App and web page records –
-----

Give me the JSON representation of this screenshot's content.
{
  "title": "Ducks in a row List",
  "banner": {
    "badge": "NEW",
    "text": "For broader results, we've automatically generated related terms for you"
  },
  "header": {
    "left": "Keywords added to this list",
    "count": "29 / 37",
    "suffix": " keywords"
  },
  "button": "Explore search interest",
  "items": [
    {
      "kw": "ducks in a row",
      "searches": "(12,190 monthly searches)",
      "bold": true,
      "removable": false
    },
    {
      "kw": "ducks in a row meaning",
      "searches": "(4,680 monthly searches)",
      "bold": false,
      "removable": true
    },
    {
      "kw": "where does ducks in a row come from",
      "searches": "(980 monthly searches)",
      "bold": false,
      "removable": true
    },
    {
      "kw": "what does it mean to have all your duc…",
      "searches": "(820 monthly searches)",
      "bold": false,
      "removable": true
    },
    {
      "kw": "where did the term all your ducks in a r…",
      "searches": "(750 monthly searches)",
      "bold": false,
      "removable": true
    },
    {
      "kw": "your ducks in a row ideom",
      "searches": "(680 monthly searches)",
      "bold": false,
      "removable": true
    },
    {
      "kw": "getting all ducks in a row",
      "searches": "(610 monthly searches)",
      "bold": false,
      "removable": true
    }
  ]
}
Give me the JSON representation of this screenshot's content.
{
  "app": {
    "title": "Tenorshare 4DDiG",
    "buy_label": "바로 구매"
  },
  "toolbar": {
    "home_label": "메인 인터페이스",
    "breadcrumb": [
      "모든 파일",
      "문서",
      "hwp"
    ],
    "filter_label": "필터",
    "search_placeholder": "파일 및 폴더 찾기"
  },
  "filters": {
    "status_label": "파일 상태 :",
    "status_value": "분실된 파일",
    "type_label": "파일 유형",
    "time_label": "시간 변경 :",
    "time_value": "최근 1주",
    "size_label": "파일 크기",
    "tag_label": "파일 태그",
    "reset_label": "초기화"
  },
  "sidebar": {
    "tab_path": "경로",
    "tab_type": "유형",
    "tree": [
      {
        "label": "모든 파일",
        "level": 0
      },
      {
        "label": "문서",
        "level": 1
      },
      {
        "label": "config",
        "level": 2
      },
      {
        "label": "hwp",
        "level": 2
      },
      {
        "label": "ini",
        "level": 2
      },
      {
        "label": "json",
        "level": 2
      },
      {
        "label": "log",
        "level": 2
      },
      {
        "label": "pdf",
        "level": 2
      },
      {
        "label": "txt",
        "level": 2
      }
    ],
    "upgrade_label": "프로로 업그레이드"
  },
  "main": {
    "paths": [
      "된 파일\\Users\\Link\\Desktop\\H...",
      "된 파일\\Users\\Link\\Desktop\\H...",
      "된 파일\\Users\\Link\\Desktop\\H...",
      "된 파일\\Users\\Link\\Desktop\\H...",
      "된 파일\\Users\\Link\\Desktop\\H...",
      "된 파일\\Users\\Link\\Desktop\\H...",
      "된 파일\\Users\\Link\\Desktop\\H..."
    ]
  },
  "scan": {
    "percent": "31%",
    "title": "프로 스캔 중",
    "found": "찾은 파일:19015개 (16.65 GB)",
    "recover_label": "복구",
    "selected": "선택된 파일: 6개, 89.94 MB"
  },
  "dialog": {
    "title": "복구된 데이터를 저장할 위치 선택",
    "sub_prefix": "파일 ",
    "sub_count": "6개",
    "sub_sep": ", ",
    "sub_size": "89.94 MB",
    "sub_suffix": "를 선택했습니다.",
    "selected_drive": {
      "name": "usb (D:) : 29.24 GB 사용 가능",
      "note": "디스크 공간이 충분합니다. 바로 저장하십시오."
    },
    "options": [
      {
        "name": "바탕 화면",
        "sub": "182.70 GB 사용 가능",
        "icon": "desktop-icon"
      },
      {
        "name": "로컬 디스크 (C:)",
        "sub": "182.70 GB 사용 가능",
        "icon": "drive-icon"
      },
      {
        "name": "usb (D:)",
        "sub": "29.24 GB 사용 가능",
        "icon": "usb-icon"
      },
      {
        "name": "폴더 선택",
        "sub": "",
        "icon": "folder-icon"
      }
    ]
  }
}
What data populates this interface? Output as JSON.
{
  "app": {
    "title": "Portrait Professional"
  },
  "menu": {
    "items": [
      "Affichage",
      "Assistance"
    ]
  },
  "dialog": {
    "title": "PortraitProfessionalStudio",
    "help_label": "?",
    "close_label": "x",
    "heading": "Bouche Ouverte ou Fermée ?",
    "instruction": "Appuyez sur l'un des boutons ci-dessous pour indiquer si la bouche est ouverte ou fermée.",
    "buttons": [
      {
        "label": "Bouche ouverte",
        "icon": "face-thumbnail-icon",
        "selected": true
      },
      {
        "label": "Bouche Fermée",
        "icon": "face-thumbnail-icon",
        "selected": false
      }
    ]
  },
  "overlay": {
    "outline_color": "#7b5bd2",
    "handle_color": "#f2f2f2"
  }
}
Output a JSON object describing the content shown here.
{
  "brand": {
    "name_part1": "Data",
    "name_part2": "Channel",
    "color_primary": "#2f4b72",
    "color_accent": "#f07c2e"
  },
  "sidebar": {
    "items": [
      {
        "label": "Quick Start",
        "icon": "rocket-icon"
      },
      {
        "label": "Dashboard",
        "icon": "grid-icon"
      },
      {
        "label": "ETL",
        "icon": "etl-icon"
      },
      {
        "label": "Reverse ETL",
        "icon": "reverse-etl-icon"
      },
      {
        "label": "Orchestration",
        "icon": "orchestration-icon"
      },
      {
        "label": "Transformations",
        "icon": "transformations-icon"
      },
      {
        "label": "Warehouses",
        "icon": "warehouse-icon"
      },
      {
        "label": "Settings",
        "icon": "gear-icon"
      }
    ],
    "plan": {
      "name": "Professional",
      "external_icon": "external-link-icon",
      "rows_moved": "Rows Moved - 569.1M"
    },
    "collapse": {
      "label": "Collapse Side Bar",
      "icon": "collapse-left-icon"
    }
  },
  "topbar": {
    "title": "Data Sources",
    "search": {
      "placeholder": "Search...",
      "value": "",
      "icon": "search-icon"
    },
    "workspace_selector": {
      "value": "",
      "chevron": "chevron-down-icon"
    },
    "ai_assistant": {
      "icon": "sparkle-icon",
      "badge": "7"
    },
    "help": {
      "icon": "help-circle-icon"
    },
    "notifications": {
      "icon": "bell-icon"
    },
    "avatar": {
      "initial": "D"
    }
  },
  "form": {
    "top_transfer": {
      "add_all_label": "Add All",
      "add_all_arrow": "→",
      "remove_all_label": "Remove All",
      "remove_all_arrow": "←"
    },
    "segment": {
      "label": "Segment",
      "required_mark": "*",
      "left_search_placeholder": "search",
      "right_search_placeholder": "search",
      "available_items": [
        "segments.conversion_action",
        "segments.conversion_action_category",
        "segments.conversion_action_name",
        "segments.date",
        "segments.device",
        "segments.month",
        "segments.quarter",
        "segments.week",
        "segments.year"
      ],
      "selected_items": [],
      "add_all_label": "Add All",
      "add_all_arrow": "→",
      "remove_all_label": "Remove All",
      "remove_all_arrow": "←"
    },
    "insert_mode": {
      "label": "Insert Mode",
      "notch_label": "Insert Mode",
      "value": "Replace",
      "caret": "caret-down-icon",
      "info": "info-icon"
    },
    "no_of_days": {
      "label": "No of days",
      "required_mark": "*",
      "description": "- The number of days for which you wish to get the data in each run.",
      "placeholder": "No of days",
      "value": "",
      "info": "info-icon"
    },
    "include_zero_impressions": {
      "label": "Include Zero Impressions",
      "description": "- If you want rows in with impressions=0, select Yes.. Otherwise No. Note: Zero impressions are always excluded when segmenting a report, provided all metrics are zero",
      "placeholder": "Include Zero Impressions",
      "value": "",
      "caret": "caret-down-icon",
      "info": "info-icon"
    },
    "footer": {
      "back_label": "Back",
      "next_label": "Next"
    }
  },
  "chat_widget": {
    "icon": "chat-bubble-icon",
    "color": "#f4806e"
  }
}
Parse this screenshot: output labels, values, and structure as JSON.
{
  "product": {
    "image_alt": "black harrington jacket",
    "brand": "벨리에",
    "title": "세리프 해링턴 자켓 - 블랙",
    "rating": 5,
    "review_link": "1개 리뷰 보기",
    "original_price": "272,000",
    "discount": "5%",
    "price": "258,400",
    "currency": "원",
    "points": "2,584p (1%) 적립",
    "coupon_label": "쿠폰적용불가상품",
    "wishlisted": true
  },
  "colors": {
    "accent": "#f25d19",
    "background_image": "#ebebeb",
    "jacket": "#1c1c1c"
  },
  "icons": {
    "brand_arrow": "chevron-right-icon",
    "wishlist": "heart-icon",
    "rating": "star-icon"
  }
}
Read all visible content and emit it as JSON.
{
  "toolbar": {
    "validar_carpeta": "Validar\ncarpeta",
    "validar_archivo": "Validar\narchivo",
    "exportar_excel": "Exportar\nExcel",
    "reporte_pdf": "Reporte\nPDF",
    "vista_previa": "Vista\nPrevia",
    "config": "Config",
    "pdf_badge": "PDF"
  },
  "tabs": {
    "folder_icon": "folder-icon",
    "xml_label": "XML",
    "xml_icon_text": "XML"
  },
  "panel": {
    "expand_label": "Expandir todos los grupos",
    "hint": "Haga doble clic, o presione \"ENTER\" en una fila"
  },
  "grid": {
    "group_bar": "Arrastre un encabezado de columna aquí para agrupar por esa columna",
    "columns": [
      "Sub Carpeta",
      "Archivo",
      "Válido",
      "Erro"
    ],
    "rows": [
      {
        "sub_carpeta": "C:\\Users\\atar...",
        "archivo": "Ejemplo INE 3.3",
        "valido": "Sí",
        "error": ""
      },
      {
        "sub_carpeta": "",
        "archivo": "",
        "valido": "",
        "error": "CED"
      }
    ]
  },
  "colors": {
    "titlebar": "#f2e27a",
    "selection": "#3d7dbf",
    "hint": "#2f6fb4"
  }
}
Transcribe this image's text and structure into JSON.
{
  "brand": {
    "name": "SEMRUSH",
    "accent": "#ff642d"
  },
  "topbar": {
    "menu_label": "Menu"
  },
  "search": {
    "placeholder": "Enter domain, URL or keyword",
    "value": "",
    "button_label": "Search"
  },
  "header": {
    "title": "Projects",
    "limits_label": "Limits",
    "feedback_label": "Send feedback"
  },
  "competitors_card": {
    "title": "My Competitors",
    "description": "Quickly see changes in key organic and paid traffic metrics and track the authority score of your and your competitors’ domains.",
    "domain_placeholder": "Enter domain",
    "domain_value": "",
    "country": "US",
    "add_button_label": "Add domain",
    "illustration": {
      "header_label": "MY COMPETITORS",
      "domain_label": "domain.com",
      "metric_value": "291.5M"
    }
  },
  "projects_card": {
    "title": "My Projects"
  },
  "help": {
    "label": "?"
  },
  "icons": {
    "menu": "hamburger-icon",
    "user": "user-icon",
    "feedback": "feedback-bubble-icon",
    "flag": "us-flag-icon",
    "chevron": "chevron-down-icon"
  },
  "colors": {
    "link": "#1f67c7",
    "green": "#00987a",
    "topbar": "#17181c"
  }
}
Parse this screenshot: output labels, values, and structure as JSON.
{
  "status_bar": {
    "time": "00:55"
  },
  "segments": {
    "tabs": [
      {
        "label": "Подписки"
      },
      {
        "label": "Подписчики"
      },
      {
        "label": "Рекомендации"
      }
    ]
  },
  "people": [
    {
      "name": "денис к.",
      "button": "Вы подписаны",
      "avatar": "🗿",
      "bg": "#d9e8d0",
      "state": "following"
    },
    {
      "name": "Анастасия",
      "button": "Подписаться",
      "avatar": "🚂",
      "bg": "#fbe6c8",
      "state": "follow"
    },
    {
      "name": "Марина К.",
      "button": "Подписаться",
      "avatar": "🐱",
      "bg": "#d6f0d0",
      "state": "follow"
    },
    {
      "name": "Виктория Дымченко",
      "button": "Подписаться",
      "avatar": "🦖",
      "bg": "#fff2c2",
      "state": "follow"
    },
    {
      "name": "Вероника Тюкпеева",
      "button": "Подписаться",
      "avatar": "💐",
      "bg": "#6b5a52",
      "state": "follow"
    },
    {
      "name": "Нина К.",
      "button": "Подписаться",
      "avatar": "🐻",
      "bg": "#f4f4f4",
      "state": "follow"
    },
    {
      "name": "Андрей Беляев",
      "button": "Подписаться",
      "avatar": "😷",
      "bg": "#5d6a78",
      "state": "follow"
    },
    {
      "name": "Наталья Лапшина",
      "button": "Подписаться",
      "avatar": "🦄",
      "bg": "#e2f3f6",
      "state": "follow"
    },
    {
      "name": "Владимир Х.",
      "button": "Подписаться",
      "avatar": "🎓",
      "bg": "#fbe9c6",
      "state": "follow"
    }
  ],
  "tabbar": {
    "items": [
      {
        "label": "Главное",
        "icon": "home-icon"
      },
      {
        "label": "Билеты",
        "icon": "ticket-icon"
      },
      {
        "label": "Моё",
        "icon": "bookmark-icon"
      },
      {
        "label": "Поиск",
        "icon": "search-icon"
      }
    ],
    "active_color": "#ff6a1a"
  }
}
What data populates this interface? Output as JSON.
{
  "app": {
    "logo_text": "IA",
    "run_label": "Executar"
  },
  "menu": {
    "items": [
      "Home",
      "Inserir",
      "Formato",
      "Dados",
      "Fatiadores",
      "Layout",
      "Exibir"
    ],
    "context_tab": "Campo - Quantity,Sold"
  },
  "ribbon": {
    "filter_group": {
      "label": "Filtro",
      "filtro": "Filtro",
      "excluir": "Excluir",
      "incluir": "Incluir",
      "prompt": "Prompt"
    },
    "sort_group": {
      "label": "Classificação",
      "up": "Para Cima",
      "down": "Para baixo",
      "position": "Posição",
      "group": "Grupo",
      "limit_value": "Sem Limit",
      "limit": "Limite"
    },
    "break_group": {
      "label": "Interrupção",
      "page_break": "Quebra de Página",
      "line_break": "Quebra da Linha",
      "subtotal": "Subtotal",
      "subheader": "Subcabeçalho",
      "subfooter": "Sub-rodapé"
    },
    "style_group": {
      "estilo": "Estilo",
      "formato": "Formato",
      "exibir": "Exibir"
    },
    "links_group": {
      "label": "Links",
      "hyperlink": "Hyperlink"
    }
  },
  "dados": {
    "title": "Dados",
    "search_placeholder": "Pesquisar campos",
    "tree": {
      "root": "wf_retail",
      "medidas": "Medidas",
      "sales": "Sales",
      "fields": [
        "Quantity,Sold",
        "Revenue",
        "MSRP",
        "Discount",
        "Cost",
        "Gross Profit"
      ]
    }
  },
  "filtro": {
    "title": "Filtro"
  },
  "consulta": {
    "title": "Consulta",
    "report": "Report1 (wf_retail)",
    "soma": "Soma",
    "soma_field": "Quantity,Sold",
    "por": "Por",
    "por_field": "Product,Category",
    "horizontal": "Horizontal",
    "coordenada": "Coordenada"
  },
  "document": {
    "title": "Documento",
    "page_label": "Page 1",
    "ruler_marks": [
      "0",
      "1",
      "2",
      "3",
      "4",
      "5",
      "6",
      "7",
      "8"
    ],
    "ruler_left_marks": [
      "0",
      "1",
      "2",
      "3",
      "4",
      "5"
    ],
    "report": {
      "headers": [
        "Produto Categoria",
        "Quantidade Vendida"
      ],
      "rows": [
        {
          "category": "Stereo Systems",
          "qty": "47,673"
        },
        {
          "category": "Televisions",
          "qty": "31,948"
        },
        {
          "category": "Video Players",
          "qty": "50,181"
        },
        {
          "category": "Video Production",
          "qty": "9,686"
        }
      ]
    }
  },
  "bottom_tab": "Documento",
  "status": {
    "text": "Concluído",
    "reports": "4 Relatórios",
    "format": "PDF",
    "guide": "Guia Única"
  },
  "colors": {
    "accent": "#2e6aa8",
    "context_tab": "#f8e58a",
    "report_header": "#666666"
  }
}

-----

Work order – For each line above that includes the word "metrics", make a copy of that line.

Exercise response –
      "description": "- If you want rows in with impressions=0, select Yes.. Otherwise No. Note: Zero impressions are always excluded when segmenting a report, provided all metrics are zero",
    "description": "Quickly see changes in key organic and paid traffic metrics and track the authority score of your and your competitors’ domains.",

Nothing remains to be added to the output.